# STORED DATA
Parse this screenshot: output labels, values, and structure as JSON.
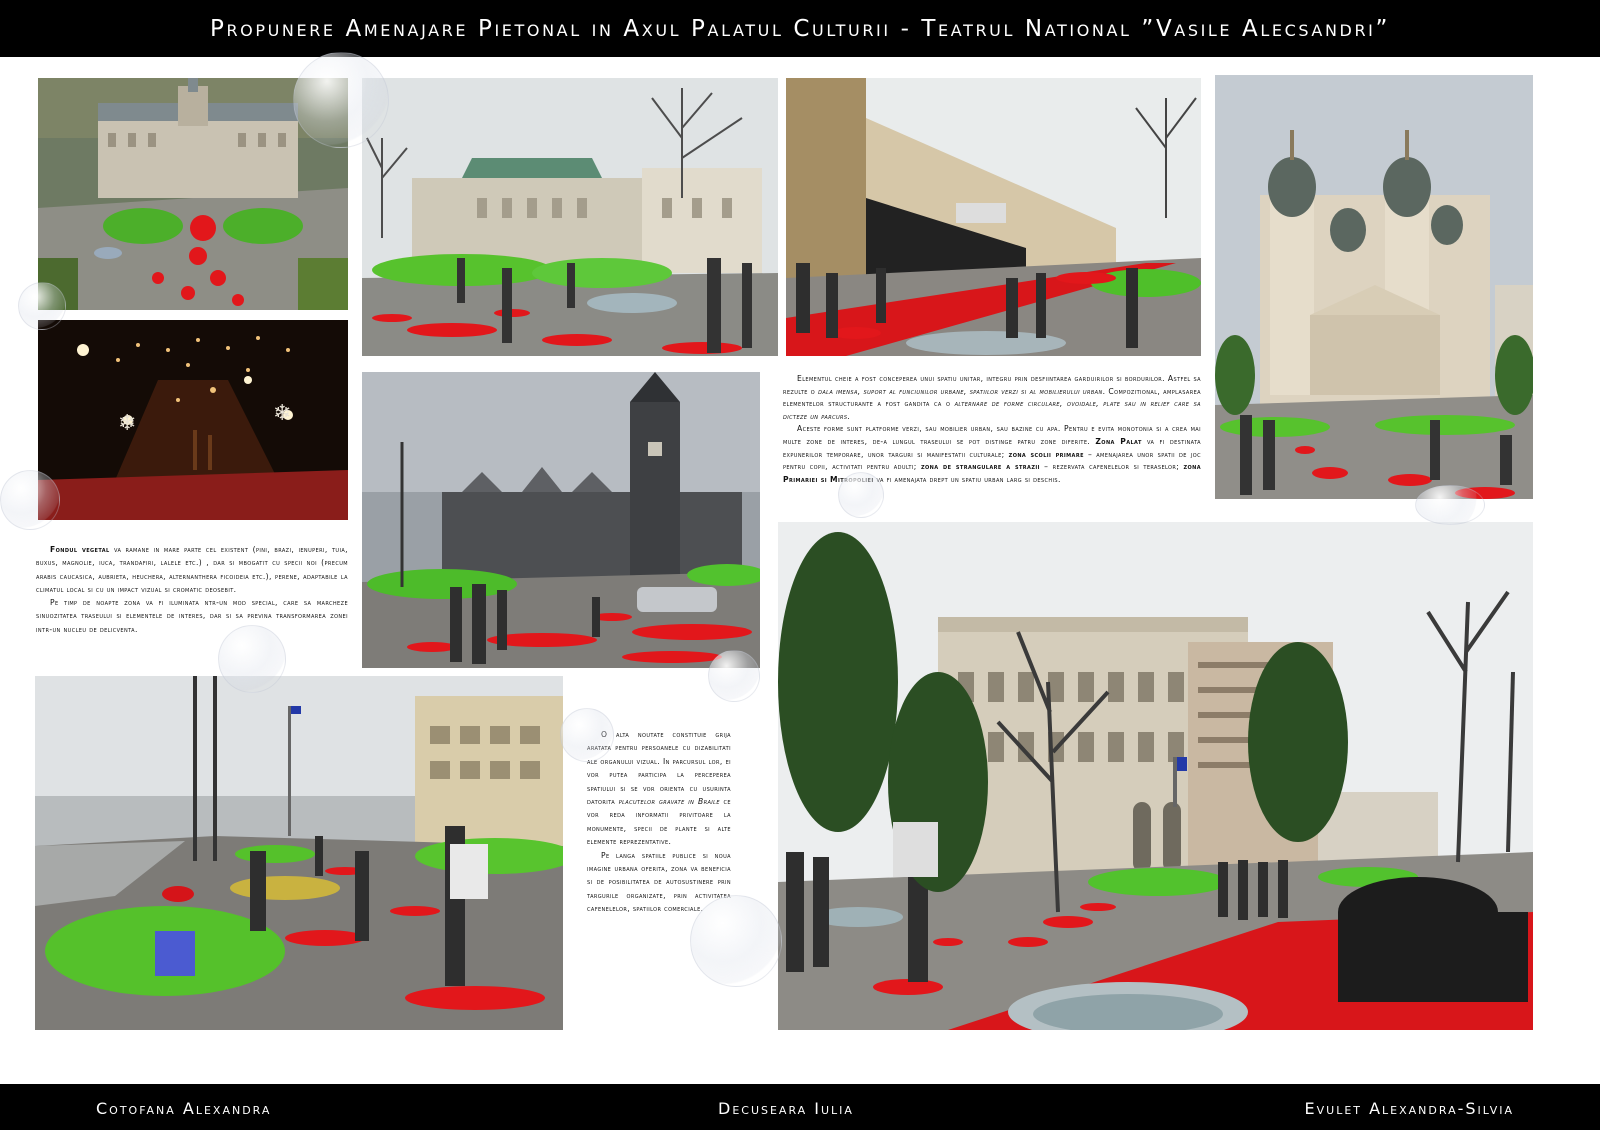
{
  "header": {
    "title": "Propunere Amenajare Pietonal in Axul Palatul Culturii - Teatrul National ”Vasile Alecsandri”"
  },
  "text_vegetation": {
    "p1_bold": "Fondul vegetal",
    "p1_rest": " va ramane in mare parte cel existent (pini, brazi, ienuperi, tuia, buxus, magnolie, iuca, trandafiri, lalele etc.) , dar si mbogatit cu specii noi (precum arabis caucasica, aubrieta, heuchera, alternanthera ficoideia etc.), perene, adaptabile la climatul local si cu un impact vizual si cromatic deosebit.",
    "p2": "Pe timp de noapte zona va fi iluminata ntr-un mod special, care sa marcheze sinuozitatea traseului si elementele de interes, dar si sa previna transformarea zonei intr-un nucleu de delicventa."
  },
  "text_concept": {
    "p1_a": "Elementul cheie a fost conceperea unui spatiu unitar, integru prin desfiintarea garduirilor si bordurilor. Astfel sa rezulte o ",
    "p1_b": "dala imensa, suport al funciunilor urbane, spatiilor verzi si al mobilierului urban",
    "p1_c": ". Compozitional, amplasarea elementelor structurante a fost gandita ca o ",
    "p1_d": "alternare de forme circulare, ovoidale, plate sau in relief care sa dicteze un parcurs.",
    "p2_a": "Aceste forme sunt platforme verzi, sau mobilier urban, sau bazine cu apa. Pentru e evita monotonia si a crea mai multe zone de interes, de-a lungul traseului se pot distinge patru zone diferite. ",
    "p2_zone1": "Zona Palat",
    "p2_b": " va fi destinata expunerilor temporare, unor targuri si manifestatii culturale;  ",
    "p2_zone2": "zona scolii primare",
    "p2_c": " – amenajarea unor spatii de joc pentru copii, activitati pentru adulti; ",
    "p2_zone3": "zona de strangulare a strazii",
    "p2_d": " – rezervata cafenelelor si teraselor;  ",
    "p2_zone4": "zona Primariei si Mitropoliei",
    "p2_e": " va fi amenajata drept un spatiu urban larg si deschis."
  },
  "text_accessibility": {
    "p1_a": "O alta noutate constituie grija aratata pentru persoanele cu dizabilitati ale organului vizual. In parcursul lor, ei vor putea participa la perceperea spatiului si se vor orienta cu usurinta datorita ",
    "p1_b": "placutelor gravate in Braile",
    "p1_c": " ce vor reda informatii privitoare la monumente, specii de plante si alte elemente reprezentative.",
    "p2": "Pe langa spatiile publice si noua imagine urbana oferita, zona va beneficia si de posibilitatea de autosustinere prin targurile organizate, prin activitatea cafenelelor, spatiilor comerciale."
  },
  "footer": {
    "author_left": "Cotofana Alexandra",
    "author_center": "Decuseara Iulia",
    "author_right": "Evulet Alexandra-Silvia"
  }
}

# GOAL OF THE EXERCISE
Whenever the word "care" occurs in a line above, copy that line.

# ANSWER BELOW
    "p2": "Pe timp de noapte zona va fi iluminata ntr-un mod special, care sa marcheze sinuozitatea traseului si elementele de interes, dar si sa previna transformarea zonei intr-un nucleu de delicventa."
    "p1_d": "alternare de forme circulare, ovoidale, plate sau in relief care sa dicteze un parcurs.",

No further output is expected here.